Leave the pictures out and repeat the rest of the data below exactly.

[Data excerpts]
============================================================

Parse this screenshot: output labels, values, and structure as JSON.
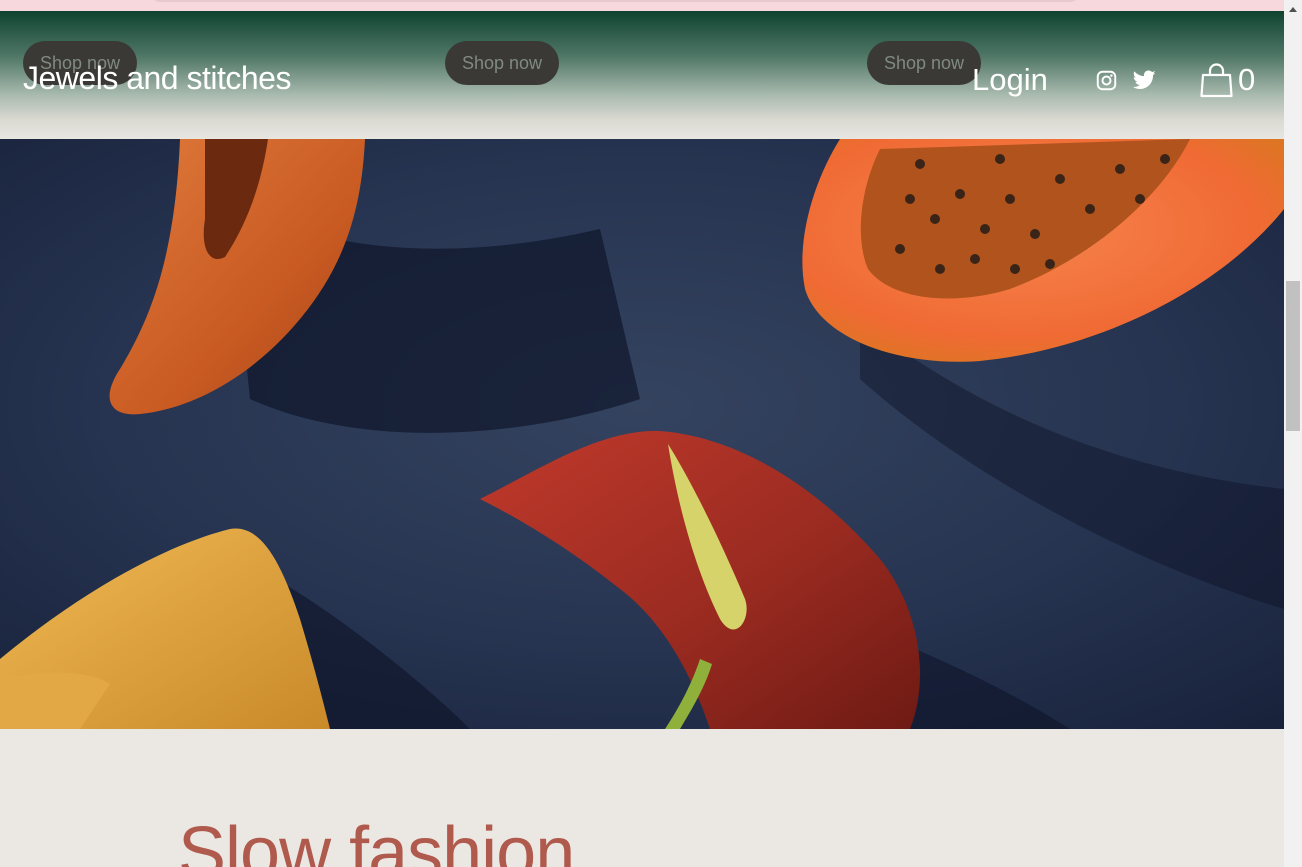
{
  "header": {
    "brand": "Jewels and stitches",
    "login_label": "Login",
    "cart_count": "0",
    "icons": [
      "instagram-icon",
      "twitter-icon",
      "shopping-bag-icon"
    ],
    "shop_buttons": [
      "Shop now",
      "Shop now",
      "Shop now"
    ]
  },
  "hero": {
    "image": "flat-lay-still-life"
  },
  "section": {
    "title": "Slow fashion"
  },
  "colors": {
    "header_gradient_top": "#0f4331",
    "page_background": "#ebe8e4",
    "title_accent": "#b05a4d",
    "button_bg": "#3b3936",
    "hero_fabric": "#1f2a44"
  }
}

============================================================

Completed exercise →
Parse this screenshot: output labels, values, and structure as JSON.
{
  "header": {
    "brand": "Jewels and stitches",
    "login_label": "Login",
    "cart_count": "0",
    "icons": [
      "instagram-icon",
      "twitter-icon",
      "shopping-bag-icon"
    ],
    "shop_buttons": [
      "Shop now",
      "Shop now",
      "Shop now"
    ]
  },
  "hero": {
    "image": "flat-lay-still-life"
  },
  "section": {
    "title": "Slow fashion"
  },
  "colors": {
    "header_gradient_top": "#0f4331",
    "page_background": "#ebe8e4",
    "title_accent": "#b05a4d",
    "button_bg": "#3b3936",
    "hero_fabric": "#1f2a44"
  }
}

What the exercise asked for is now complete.